[Start of section]

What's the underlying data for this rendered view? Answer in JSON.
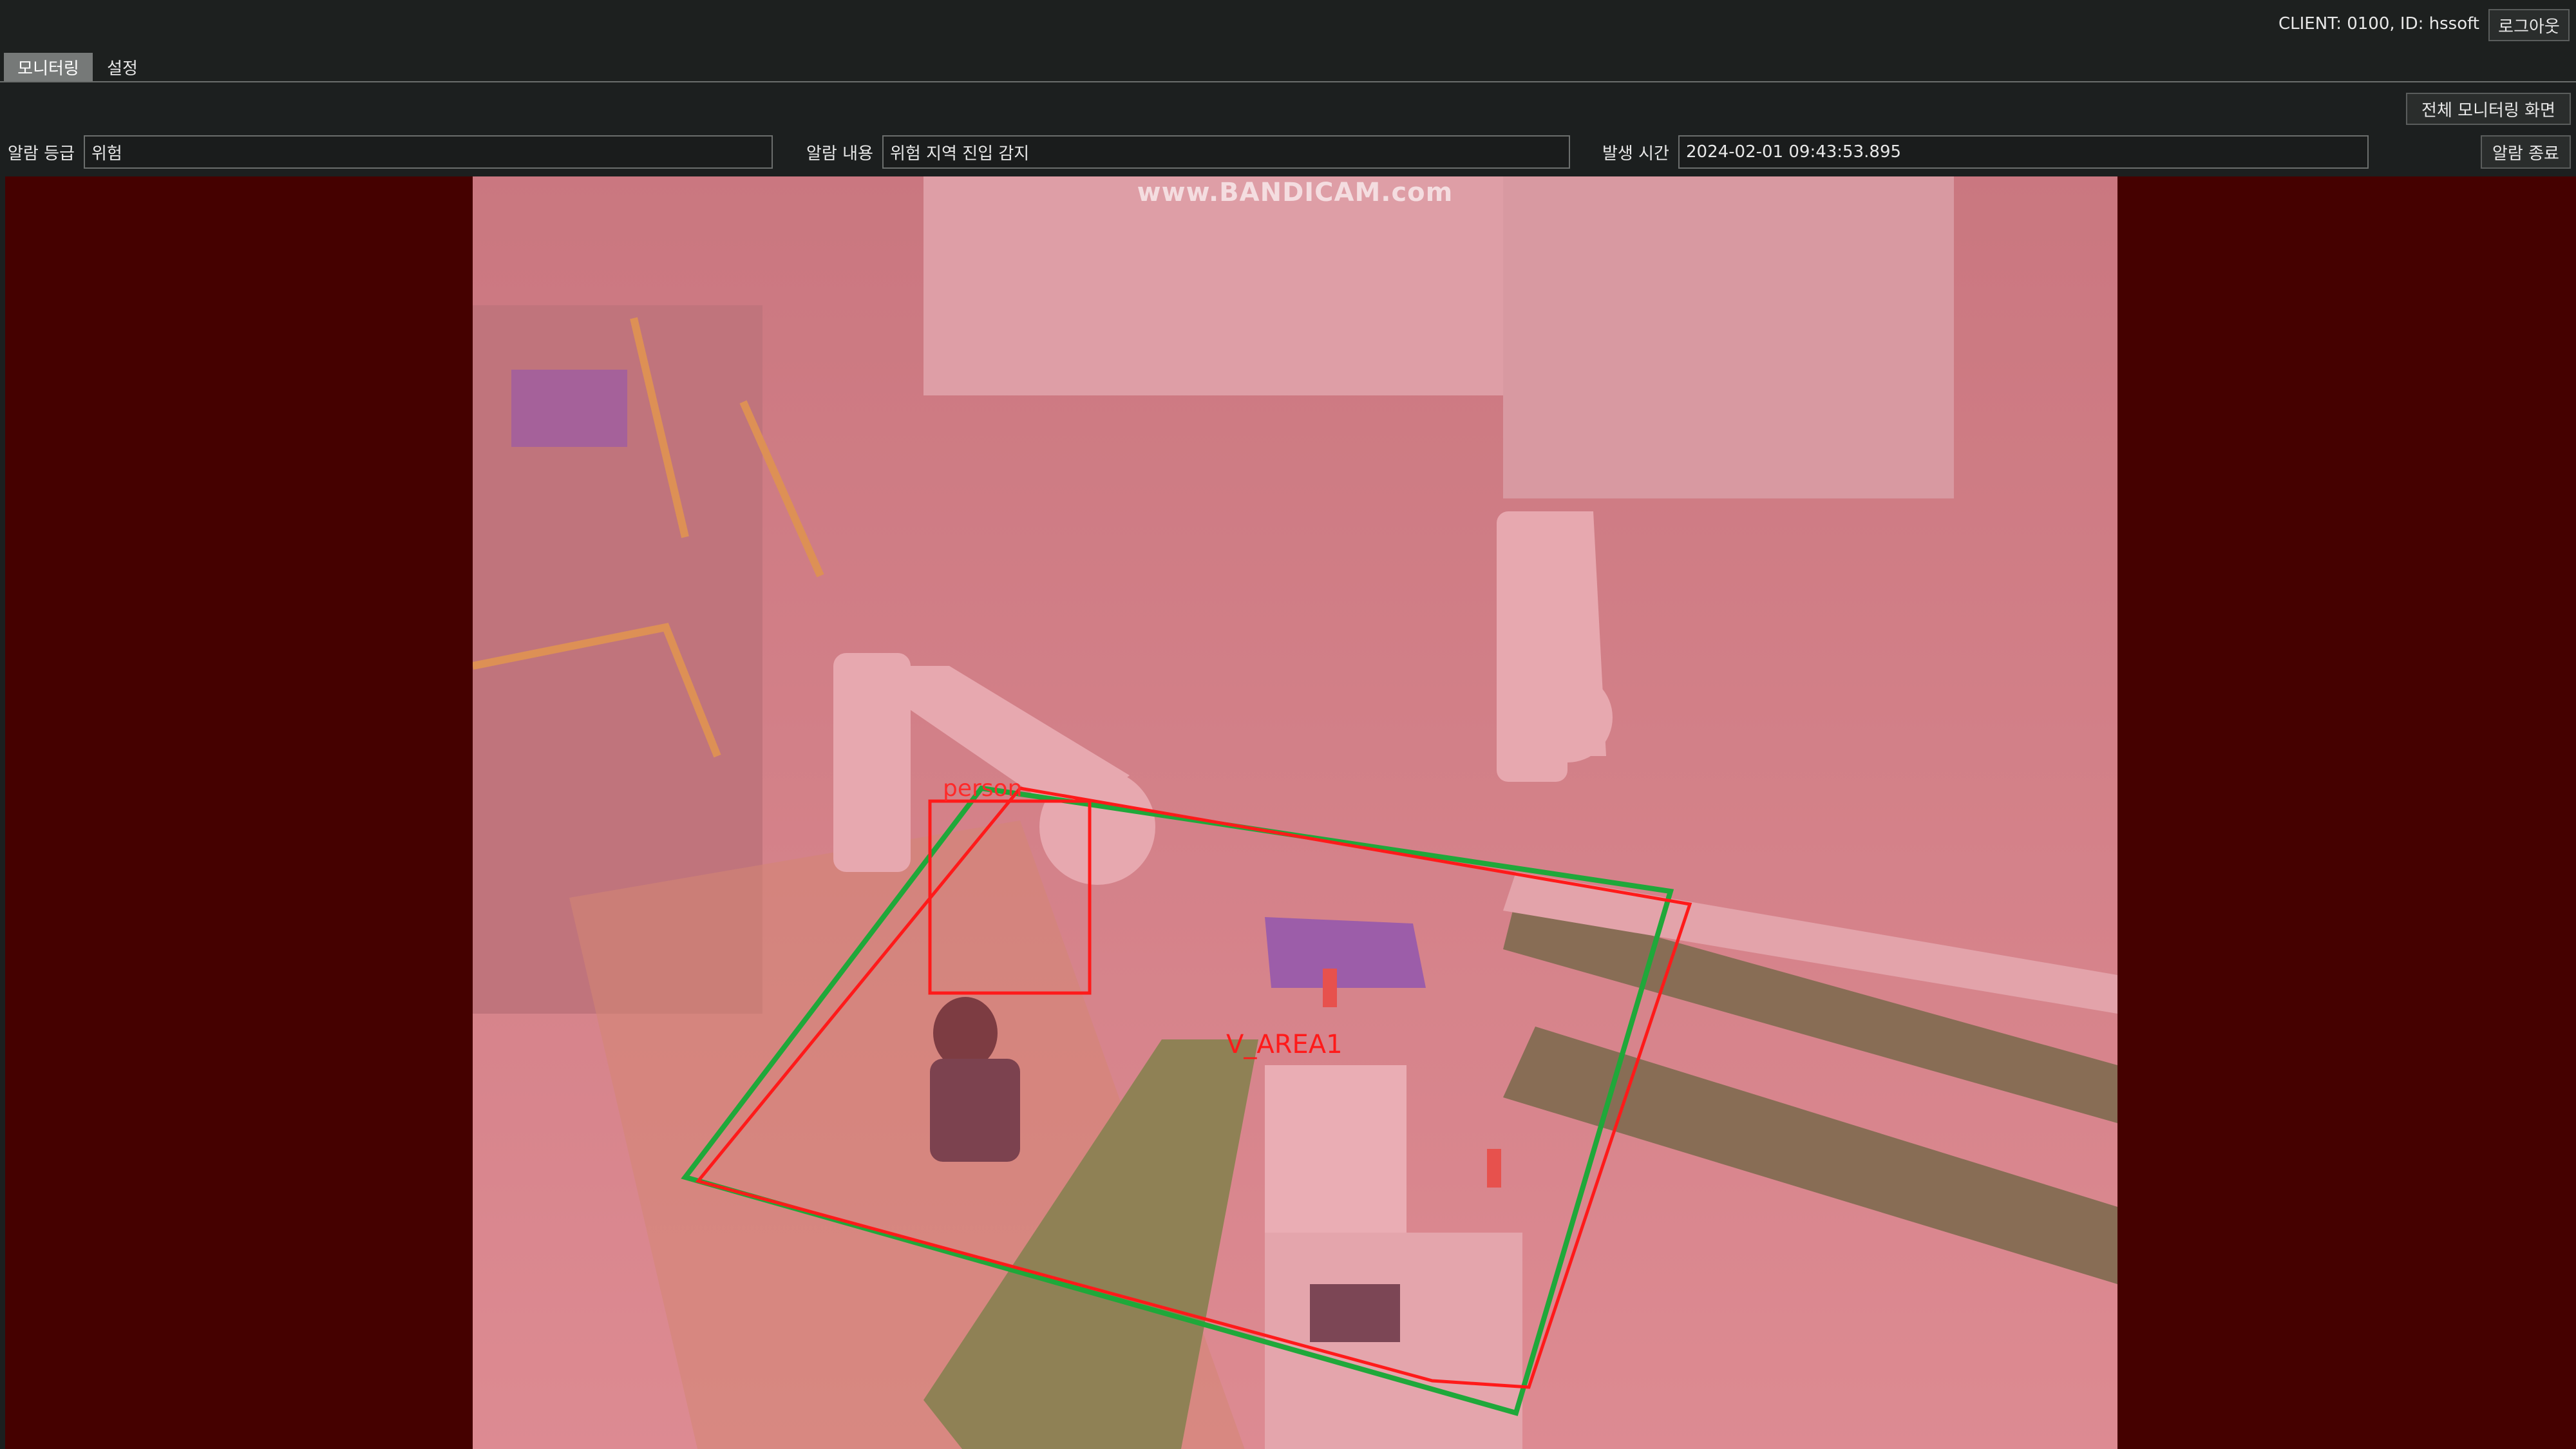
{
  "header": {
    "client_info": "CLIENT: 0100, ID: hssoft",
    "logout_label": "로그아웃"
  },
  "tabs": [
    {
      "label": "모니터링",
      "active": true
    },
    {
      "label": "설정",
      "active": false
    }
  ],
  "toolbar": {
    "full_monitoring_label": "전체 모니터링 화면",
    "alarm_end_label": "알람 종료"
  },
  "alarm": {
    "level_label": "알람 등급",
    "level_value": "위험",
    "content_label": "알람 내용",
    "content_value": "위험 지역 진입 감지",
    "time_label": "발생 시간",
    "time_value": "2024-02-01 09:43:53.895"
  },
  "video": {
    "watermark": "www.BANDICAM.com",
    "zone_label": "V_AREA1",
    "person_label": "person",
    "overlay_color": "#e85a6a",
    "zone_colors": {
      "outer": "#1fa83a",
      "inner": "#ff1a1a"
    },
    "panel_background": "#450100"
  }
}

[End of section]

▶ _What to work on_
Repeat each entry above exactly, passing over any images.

▶ _Task result_
What's the underlying data for this rendered view? Answer in JSON.
{
  "header": {
    "client_info": "CLIENT: 0100, ID: hssoft",
    "logout_label": "로그아웃"
  },
  "tabs": [
    {
      "label": "모니터링",
      "active": true
    },
    {
      "label": "설정",
      "active": false
    }
  ],
  "toolbar": {
    "full_monitoring_label": "전체 모니터링 화면",
    "alarm_end_label": "알람 종료"
  },
  "alarm": {
    "level_label": "알람 등급",
    "level_value": "위험",
    "content_label": "알람 내용",
    "content_value": "위험 지역 진입 감지",
    "time_label": "발생 시간",
    "time_value": "2024-02-01 09:43:53.895"
  },
  "video": {
    "watermark": "www.BANDICAM.com",
    "zone_label": "V_AREA1",
    "person_label": "person",
    "overlay_color": "#e85a6a",
    "zone_colors": {
      "outer": "#1fa83a",
      "inner": "#ff1a1a"
    },
    "panel_background": "#450100"
  }
}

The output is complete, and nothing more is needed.